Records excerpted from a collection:
************

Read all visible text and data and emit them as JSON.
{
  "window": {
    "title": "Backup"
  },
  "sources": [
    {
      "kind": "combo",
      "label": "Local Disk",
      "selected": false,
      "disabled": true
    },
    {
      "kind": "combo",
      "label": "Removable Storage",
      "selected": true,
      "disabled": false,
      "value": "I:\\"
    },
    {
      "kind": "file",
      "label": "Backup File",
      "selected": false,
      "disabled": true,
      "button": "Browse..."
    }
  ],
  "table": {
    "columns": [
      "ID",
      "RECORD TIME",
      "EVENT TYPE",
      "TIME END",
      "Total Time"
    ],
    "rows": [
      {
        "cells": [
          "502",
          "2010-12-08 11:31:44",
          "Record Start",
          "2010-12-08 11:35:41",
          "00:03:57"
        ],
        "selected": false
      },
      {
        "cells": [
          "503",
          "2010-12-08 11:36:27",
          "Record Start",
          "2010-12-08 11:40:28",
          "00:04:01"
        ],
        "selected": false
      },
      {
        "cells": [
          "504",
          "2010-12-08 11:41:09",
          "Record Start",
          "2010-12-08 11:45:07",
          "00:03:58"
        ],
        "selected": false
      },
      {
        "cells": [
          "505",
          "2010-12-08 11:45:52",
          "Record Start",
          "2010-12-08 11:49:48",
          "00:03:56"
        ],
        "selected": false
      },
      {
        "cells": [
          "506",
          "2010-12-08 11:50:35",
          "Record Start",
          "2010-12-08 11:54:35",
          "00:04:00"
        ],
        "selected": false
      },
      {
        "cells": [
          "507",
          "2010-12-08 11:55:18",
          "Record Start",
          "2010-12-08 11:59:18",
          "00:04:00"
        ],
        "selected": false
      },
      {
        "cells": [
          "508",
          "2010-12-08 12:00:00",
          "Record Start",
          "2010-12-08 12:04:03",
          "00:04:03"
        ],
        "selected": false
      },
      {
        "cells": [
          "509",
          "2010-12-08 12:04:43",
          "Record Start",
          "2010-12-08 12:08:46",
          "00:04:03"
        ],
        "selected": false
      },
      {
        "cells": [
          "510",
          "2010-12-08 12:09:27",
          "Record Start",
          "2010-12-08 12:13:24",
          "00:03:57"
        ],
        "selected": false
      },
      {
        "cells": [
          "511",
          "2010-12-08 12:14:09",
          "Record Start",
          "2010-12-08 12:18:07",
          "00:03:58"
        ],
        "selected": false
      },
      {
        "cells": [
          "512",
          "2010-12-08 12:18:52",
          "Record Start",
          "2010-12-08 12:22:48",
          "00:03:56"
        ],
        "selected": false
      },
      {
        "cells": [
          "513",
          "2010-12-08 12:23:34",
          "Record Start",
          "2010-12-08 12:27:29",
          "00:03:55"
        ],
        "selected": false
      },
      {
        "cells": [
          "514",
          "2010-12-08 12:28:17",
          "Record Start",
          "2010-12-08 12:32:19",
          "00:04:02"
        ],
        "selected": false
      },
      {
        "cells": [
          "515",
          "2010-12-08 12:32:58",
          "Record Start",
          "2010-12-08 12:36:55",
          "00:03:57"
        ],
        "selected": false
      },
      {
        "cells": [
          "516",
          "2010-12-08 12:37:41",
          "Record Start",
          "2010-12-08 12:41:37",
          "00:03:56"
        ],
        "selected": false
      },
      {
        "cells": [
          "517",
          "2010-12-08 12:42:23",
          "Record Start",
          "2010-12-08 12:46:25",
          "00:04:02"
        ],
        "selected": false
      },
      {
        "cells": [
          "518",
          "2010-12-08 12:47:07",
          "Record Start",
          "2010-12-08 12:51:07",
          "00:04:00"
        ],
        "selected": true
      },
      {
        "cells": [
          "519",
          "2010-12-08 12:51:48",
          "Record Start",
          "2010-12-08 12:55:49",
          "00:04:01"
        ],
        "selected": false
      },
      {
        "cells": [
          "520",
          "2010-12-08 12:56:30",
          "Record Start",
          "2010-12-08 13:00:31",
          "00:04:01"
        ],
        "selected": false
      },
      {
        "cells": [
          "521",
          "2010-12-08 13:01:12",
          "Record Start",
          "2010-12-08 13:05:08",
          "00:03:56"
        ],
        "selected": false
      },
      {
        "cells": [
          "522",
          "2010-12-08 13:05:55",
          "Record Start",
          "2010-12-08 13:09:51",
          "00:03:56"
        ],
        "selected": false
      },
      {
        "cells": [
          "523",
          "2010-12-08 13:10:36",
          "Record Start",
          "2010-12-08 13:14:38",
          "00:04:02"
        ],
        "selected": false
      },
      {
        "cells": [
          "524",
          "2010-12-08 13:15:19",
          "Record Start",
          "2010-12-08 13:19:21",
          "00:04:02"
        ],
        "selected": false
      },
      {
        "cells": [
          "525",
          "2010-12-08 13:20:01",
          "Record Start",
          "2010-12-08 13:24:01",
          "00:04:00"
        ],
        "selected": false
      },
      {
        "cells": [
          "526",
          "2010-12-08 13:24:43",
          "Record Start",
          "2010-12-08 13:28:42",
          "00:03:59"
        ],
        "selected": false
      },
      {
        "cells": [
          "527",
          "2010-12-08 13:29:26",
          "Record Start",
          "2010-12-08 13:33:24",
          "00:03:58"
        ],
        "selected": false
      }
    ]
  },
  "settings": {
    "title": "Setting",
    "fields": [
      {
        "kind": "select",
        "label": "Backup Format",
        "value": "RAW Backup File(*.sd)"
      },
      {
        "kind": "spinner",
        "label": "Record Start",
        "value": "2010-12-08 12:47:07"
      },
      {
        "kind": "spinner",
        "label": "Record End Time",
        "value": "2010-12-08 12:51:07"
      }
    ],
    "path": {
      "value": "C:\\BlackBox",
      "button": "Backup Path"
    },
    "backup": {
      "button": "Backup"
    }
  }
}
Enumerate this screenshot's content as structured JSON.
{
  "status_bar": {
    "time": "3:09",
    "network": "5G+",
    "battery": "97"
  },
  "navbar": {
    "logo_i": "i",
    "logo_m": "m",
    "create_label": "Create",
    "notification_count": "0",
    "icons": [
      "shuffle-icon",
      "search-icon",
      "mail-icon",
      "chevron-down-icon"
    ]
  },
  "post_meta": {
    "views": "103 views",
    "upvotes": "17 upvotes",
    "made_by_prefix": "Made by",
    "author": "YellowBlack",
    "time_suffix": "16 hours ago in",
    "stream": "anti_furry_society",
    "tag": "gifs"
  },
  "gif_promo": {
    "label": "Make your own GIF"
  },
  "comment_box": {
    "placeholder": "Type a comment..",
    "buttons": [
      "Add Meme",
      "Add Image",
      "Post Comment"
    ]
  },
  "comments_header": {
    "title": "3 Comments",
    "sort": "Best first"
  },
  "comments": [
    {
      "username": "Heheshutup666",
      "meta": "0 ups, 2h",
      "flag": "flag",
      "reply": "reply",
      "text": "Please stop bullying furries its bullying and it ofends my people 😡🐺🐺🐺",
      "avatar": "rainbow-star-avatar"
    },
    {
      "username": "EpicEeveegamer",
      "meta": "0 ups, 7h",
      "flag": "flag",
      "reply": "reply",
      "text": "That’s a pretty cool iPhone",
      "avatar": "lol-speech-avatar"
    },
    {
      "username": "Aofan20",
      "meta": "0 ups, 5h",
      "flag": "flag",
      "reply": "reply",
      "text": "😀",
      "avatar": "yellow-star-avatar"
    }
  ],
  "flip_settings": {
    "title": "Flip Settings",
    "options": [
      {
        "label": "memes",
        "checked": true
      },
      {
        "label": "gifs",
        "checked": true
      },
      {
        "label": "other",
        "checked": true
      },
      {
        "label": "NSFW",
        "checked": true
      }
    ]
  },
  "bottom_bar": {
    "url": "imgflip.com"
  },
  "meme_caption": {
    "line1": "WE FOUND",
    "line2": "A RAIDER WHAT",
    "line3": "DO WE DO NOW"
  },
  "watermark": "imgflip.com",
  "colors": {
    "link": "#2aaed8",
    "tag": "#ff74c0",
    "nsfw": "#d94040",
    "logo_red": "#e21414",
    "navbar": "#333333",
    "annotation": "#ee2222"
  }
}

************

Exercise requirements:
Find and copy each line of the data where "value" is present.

Solution:
      "value": "I:\\"
        "value": "RAW Backup File(*.sd)"
        "value": "2010-12-08 12:47:07"
        "value": "2010-12-08 12:51:07"
      "value": "C:\\BlackBox",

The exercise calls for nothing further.